> EXERCISE OBJECTIVE:
Read the lines of the data below and retrieve those with "used".

[Data records for software interfaces]
^^^^
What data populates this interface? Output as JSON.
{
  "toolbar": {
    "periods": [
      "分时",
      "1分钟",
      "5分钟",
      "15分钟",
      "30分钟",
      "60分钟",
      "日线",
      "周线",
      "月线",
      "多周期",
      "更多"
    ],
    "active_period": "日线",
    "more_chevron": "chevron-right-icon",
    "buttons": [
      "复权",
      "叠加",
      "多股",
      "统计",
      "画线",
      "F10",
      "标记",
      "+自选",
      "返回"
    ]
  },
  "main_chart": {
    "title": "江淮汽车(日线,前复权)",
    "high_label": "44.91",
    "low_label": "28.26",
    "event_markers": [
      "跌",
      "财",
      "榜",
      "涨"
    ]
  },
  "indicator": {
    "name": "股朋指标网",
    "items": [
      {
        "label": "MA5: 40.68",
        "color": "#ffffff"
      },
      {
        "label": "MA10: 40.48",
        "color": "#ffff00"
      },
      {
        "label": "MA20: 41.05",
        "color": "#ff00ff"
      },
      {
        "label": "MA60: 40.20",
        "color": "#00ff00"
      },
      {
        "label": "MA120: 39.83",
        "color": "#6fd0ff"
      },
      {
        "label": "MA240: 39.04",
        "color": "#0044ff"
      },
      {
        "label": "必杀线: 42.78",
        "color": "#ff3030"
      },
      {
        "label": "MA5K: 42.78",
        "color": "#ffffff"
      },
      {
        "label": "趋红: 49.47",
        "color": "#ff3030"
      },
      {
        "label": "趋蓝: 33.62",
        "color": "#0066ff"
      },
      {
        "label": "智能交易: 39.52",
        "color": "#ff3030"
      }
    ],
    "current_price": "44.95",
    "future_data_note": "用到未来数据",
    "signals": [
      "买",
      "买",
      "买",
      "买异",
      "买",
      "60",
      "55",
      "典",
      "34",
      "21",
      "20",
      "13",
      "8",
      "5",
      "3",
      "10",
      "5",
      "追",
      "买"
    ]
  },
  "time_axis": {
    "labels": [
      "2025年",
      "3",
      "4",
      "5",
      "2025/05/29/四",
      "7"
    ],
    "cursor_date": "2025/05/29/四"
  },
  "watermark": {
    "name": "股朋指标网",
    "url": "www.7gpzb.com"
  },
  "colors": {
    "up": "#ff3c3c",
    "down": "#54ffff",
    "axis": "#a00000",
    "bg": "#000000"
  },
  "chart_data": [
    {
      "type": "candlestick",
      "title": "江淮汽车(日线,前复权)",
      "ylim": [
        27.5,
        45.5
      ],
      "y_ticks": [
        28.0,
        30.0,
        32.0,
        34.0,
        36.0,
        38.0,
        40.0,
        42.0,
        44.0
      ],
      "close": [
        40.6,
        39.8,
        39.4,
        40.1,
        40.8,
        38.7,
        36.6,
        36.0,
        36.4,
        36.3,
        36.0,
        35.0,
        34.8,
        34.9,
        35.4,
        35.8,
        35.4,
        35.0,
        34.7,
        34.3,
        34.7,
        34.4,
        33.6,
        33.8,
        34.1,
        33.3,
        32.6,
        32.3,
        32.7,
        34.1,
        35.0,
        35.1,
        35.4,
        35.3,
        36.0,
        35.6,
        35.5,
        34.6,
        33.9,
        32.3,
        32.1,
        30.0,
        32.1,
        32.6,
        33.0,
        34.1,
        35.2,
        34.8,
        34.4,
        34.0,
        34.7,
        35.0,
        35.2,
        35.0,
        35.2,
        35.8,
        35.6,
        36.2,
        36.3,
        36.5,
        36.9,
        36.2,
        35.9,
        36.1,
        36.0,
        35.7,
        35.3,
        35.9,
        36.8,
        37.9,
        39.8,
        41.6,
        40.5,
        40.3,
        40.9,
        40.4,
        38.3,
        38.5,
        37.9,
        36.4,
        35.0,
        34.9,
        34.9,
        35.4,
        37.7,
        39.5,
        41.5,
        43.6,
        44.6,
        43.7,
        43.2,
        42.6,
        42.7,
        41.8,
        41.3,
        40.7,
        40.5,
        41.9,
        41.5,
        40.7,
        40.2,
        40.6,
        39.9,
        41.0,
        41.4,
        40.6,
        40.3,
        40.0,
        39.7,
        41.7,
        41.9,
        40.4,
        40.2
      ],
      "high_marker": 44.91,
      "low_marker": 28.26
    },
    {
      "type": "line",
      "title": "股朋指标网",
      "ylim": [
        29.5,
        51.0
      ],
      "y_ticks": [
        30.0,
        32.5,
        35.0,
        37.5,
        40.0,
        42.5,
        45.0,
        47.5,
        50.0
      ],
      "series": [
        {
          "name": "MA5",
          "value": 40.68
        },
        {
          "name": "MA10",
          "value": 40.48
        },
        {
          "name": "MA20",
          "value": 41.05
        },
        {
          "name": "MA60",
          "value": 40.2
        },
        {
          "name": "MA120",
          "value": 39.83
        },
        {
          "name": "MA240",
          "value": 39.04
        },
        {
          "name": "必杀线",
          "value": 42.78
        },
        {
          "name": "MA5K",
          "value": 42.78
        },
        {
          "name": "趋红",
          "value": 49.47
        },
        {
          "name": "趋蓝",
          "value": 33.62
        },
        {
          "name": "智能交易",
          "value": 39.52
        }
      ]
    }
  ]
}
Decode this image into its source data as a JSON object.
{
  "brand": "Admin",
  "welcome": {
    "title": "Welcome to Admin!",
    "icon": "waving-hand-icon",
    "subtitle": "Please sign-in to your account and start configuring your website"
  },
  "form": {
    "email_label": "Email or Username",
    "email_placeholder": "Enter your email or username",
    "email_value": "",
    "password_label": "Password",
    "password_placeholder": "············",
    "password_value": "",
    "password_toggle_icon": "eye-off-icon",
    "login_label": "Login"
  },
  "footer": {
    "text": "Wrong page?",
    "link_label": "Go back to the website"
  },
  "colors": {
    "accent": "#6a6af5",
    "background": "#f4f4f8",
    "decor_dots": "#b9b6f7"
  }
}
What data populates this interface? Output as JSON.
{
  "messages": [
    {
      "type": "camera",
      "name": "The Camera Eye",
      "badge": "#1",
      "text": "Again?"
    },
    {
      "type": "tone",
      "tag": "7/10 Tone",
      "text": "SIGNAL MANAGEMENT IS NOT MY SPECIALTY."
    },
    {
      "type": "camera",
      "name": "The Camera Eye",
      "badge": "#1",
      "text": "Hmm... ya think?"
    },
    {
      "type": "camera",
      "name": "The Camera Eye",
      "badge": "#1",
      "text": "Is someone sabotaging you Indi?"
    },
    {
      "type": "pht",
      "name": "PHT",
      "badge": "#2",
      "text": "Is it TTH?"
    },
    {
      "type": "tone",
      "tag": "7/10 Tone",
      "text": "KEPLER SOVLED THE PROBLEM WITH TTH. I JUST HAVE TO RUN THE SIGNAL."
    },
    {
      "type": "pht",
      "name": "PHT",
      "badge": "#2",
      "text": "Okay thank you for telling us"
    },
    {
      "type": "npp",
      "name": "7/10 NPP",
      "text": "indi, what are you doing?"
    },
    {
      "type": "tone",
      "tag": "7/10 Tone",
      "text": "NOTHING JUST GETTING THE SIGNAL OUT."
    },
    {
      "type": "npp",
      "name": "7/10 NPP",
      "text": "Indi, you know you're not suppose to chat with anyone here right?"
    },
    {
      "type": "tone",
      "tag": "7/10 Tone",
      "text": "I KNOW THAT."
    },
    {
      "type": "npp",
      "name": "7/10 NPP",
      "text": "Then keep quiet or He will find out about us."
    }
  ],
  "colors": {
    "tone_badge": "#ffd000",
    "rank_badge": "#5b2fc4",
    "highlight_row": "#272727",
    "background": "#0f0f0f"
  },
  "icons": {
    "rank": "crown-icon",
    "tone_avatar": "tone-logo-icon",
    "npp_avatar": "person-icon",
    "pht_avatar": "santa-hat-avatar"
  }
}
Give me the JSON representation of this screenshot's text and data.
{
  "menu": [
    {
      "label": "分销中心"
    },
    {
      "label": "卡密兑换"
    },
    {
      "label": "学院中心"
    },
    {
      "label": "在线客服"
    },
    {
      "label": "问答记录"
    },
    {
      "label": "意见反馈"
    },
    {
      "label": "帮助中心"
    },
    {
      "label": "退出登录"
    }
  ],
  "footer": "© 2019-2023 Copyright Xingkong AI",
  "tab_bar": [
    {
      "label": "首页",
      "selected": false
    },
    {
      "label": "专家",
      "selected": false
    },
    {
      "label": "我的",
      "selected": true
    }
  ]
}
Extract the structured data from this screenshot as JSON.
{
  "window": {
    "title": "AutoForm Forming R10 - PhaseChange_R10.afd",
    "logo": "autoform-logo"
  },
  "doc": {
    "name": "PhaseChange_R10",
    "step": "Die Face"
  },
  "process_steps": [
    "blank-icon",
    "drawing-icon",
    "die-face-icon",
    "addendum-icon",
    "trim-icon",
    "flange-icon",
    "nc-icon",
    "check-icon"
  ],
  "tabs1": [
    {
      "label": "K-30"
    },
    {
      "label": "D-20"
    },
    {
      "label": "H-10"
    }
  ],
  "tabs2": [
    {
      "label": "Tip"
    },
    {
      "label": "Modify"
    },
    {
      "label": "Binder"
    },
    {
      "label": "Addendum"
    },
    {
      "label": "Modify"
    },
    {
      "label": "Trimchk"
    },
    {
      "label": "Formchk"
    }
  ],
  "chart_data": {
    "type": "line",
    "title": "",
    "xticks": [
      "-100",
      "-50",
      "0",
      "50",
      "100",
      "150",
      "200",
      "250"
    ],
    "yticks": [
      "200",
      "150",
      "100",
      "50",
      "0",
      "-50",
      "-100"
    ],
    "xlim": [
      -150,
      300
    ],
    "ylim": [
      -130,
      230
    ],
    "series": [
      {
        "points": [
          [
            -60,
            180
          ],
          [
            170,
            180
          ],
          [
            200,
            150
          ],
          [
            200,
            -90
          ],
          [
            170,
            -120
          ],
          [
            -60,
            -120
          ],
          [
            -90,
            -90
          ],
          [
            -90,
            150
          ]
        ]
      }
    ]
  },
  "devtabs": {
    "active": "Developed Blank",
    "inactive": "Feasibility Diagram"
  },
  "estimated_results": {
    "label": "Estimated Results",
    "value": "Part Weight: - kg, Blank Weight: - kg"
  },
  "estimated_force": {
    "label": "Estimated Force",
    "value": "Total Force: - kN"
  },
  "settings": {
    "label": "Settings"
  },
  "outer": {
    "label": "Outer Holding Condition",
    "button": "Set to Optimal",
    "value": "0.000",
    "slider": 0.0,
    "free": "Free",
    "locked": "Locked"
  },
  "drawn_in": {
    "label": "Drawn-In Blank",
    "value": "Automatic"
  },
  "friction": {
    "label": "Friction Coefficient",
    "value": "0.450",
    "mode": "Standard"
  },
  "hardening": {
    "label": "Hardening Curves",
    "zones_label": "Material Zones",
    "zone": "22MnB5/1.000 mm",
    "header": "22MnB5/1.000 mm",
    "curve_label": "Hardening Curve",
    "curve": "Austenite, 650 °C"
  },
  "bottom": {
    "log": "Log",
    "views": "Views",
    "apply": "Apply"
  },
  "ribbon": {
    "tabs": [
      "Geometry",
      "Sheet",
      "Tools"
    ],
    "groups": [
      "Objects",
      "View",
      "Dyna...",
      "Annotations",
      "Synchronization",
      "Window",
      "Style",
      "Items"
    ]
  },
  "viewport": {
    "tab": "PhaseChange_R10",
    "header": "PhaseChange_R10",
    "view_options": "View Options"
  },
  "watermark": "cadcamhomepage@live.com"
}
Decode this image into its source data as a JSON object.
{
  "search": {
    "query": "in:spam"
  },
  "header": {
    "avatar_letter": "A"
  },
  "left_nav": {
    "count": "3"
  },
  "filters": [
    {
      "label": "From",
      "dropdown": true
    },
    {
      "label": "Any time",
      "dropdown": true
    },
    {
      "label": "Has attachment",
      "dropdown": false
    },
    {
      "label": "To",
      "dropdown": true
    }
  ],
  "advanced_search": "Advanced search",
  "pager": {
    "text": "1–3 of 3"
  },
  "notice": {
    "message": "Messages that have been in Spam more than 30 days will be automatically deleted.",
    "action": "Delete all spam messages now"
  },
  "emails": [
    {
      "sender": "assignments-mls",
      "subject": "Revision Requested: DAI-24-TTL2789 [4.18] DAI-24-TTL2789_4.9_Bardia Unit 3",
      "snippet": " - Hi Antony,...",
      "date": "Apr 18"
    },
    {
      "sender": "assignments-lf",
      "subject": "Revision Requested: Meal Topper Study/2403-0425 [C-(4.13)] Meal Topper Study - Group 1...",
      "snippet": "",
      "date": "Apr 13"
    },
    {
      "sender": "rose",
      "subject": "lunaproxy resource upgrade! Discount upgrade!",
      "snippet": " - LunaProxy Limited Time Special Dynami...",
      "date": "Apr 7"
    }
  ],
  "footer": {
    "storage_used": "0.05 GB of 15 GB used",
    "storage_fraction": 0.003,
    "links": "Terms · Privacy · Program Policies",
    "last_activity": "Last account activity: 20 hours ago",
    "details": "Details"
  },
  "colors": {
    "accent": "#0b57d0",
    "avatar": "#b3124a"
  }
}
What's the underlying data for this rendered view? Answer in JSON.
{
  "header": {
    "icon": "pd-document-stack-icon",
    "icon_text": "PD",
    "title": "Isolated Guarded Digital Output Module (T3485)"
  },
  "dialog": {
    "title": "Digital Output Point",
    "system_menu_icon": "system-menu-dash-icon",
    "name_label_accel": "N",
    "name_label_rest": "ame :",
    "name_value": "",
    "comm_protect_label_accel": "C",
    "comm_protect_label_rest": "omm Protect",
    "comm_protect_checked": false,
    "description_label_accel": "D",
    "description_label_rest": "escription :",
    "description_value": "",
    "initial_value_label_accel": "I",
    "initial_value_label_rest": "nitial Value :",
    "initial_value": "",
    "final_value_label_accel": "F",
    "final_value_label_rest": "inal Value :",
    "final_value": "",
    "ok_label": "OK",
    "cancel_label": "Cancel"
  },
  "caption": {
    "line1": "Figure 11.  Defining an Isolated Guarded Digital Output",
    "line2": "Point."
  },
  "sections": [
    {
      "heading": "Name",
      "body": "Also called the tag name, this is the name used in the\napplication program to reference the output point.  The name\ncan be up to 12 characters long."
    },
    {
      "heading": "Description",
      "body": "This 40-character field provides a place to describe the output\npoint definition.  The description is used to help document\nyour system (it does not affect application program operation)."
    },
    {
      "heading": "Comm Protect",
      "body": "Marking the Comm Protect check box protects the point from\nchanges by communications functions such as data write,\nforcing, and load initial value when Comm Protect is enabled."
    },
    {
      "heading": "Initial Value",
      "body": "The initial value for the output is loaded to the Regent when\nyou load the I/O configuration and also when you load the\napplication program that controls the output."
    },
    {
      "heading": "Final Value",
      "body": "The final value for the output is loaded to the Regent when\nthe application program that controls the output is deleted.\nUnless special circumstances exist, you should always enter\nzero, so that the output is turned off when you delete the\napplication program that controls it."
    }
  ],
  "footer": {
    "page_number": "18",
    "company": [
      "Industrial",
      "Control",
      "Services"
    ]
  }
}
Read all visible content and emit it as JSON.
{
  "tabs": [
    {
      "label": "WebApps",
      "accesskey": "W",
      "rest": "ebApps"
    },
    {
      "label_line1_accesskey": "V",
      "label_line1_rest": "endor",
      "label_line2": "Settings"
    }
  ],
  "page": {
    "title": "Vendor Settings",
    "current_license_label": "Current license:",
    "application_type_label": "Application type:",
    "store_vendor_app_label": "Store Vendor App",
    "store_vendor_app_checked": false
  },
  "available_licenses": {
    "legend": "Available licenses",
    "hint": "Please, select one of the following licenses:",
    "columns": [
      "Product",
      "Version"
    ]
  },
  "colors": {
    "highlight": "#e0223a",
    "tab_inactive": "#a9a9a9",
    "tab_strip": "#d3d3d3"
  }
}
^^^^
> EXERCISE RESPONSE:
    "storage_used": "0.05 GB of 15 GB used",
      "body": "Also called the tag name, this is the name used in the\napplication program to reference the output point.  The name\ncan be up to 12 characters long."
      "body": "This 40-character field provides a place to describe the output\npoint definition.  The description is used to help document\nyour system (it does not affect application program operation)."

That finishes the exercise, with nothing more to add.